- Exercise data:
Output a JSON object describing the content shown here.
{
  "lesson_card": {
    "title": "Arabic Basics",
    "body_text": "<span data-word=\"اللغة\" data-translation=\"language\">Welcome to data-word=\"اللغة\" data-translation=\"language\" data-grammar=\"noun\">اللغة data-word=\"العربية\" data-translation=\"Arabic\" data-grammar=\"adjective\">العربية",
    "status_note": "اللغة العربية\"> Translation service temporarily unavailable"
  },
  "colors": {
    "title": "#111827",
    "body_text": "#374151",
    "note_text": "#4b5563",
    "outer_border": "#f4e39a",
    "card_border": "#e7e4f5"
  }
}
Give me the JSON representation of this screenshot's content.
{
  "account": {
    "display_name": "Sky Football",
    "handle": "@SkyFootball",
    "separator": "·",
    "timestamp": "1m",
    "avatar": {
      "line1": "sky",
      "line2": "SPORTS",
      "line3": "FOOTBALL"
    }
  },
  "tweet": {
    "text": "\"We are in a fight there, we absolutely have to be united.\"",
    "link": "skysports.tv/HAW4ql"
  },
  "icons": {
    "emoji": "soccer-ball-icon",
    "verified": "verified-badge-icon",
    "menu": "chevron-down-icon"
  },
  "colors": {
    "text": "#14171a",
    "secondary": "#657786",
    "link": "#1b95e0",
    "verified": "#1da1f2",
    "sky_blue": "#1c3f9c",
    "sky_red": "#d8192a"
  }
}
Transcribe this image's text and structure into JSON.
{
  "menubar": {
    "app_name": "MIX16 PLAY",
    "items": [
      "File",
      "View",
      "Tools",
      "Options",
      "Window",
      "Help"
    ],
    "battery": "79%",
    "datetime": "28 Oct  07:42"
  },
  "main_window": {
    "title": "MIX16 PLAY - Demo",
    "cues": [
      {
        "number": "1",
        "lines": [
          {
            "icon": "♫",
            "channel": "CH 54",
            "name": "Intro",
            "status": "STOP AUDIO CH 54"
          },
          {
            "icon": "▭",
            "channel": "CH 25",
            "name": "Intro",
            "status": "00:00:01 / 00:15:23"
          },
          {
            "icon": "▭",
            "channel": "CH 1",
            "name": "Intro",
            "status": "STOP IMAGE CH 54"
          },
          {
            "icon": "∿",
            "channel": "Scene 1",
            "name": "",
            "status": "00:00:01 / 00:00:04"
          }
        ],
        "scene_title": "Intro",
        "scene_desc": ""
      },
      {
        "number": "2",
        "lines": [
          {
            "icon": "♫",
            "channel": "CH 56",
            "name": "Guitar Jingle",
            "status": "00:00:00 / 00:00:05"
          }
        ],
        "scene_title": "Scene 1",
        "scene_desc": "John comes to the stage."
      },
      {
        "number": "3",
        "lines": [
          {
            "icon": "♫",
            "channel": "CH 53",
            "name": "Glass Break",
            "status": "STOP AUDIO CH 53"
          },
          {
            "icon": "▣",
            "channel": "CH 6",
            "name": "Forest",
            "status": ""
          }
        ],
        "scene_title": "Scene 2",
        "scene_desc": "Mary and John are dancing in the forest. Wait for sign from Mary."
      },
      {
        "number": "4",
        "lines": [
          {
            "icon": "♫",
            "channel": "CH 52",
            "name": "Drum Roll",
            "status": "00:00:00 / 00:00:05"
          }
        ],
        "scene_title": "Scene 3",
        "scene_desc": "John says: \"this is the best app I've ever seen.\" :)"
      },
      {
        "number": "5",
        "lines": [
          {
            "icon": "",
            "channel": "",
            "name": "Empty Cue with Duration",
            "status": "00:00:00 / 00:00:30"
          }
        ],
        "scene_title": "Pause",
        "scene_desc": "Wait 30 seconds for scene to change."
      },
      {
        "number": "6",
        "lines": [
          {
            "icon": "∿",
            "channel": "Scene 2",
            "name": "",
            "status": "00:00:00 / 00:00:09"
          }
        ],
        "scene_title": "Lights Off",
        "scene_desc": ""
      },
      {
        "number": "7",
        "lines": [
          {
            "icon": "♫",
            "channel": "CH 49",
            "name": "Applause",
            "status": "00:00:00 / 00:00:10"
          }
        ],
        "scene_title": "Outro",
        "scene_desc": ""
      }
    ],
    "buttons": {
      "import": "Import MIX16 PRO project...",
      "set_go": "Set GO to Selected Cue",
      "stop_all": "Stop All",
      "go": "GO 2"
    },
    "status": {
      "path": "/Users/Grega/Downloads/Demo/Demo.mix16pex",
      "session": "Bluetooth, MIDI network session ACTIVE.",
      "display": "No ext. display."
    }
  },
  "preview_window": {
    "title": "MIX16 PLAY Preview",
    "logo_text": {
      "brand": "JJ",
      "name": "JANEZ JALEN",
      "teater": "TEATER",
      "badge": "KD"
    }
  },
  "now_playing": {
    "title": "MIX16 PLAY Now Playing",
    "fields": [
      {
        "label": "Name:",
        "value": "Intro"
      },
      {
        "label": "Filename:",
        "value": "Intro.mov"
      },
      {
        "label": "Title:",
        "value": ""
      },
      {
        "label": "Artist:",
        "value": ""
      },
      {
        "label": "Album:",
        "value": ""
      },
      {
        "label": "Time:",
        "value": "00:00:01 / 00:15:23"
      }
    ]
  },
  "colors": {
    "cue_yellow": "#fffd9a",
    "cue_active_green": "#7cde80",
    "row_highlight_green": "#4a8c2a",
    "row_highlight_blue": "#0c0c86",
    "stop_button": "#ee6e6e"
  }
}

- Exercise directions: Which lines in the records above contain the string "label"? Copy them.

- Output below:
        "label": "Name:",
        "label": "Filename:",
        "label": "Title:",
        "label": "Artist:",
        "label": "Album:",
        "label": "Time:",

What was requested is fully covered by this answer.